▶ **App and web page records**
====
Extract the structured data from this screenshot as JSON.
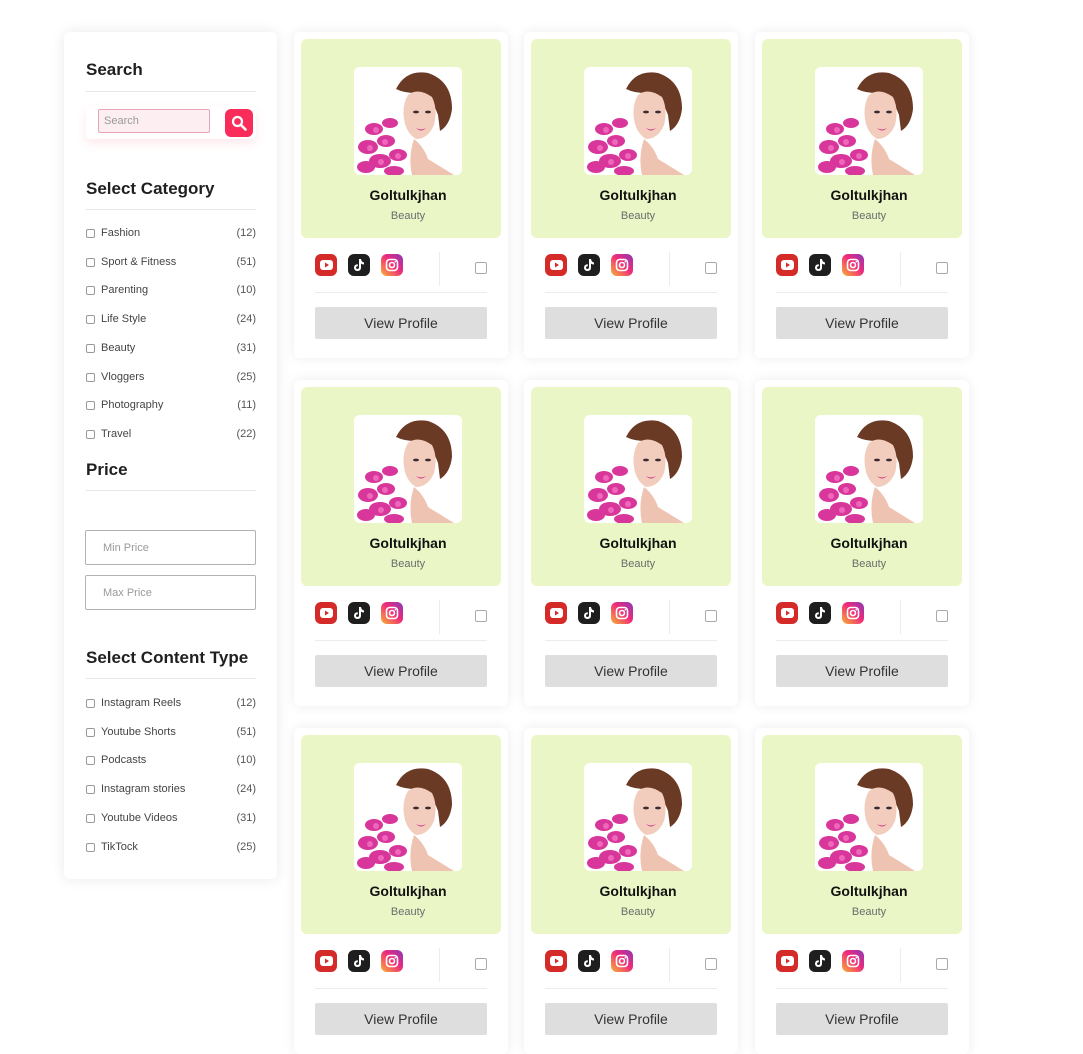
{
  "sidebar": {
    "search": {
      "title": "Search",
      "placeholder": "Search"
    },
    "category": {
      "title": "Select Category",
      "items": [
        {
          "label": "Fashion",
          "count": "(12)"
        },
        {
          "label": "Sport & Fitness",
          "count": "(51)"
        },
        {
          "label": "Parenting",
          "count": "(10)"
        },
        {
          "label": "Life Style",
          "count": "(24)"
        },
        {
          "label": "Beauty",
          "count": "(31)"
        },
        {
          "label": "Vloggers",
          "count": "(25)"
        },
        {
          "label": "Photography",
          "count": "(11)"
        },
        {
          "label": "Travel",
          "count": "(22)"
        }
      ]
    },
    "price": {
      "title": "Price",
      "min_placeholder": "Min Price",
      "max_placeholder": "Max Price"
    },
    "content_type": {
      "title": "Select Content Type",
      "items": [
        {
          "label": "Instagram Reels",
          "count": "(12)"
        },
        {
          "label": "Youtube Shorts",
          "count": "(51)"
        },
        {
          "label": "Podcasts",
          "count": "(10)"
        },
        {
          "label": "Instagram stories",
          "count": "(24)"
        },
        {
          "label": "Youtube Videos",
          "count": "(31)"
        },
        {
          "label": "TikTock",
          "count": "(25)"
        }
      ]
    }
  },
  "cards": [
    {
      "name": "Goltulkjhan",
      "category": "Beauty",
      "button": "View Profile"
    },
    {
      "name": "Goltulkjhan",
      "category": "Beauty",
      "button": "View Profile"
    },
    {
      "name": "Goltulkjhan",
      "category": "Beauty",
      "button": "View Profile"
    },
    {
      "name": "Goltulkjhan",
      "category": "Beauty",
      "button": "View Profile"
    },
    {
      "name": "Goltulkjhan",
      "category": "Beauty",
      "button": "View Profile"
    },
    {
      "name": "Goltulkjhan",
      "category": "Beauty",
      "button": "View Profile"
    },
    {
      "name": "Goltulkjhan",
      "category": "Beauty",
      "button": "View Profile"
    },
    {
      "name": "Goltulkjhan",
      "category": "Beauty",
      "button": "View Profile"
    },
    {
      "name": "Goltulkjhan",
      "category": "Beauty",
      "button": "View Profile"
    }
  ],
  "social_icons": [
    "youtube-icon",
    "tiktok-icon",
    "instagram-icon"
  ],
  "colors": {
    "accent": "#fa2d5a",
    "card_top": "#eaf6c5",
    "youtube": "#d42a28",
    "tiktok": "#1e1e1e",
    "button_bg": "#dedede"
  }
}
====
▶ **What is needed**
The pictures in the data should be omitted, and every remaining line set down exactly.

▶ **Expected output**
Extract the structured data from this screenshot as JSON.
{
  "sidebar": {
    "search": {
      "title": "Search",
      "placeholder": "Search"
    },
    "category": {
      "title": "Select Category",
      "items": [
        {
          "label": "Fashion",
          "count": "(12)"
        },
        {
          "label": "Sport & Fitness",
          "count": "(51)"
        },
        {
          "label": "Parenting",
          "count": "(10)"
        },
        {
          "label": "Life Style",
          "count": "(24)"
        },
        {
          "label": "Beauty",
          "count": "(31)"
        },
        {
          "label": "Vloggers",
          "count": "(25)"
        },
        {
          "label": "Photography",
          "count": "(11)"
        },
        {
          "label": "Travel",
          "count": "(22)"
        }
      ]
    },
    "price": {
      "title": "Price",
      "min_placeholder": "Min Price",
      "max_placeholder": "Max Price"
    },
    "content_type": {
      "title": "Select Content Type",
      "items": [
        {
          "label": "Instagram Reels",
          "count": "(12)"
        },
        {
          "label": "Youtube Shorts",
          "count": "(51)"
        },
        {
          "label": "Podcasts",
          "count": "(10)"
        },
        {
          "label": "Instagram stories",
          "count": "(24)"
        },
        {
          "label": "Youtube Videos",
          "count": "(31)"
        },
        {
          "label": "TikTock",
          "count": "(25)"
        }
      ]
    }
  },
  "cards": [
    {
      "name": "Goltulkjhan",
      "category": "Beauty",
      "button": "View Profile"
    },
    {
      "name": "Goltulkjhan",
      "category": "Beauty",
      "button": "View Profile"
    },
    {
      "name": "Goltulkjhan",
      "category": "Beauty",
      "button": "View Profile"
    },
    {
      "name": "Goltulkjhan",
      "category": "Beauty",
      "button": "View Profile"
    },
    {
      "name": "Goltulkjhan",
      "category": "Beauty",
      "button": "View Profile"
    },
    {
      "name": "Goltulkjhan",
      "category": "Beauty",
      "button": "View Profile"
    },
    {
      "name": "Goltulkjhan",
      "category": "Beauty",
      "button": "View Profile"
    },
    {
      "name": "Goltulkjhan",
      "category": "Beauty",
      "button": "View Profile"
    },
    {
      "name": "Goltulkjhan",
      "category": "Beauty",
      "button": "View Profile"
    }
  ],
  "social_icons": [
    "youtube-icon",
    "tiktok-icon",
    "instagram-icon"
  ],
  "colors": {
    "accent": "#fa2d5a",
    "card_top": "#eaf6c5",
    "youtube": "#d42a28",
    "tiktok": "#1e1e1e",
    "button_bg": "#dedede"
  }
}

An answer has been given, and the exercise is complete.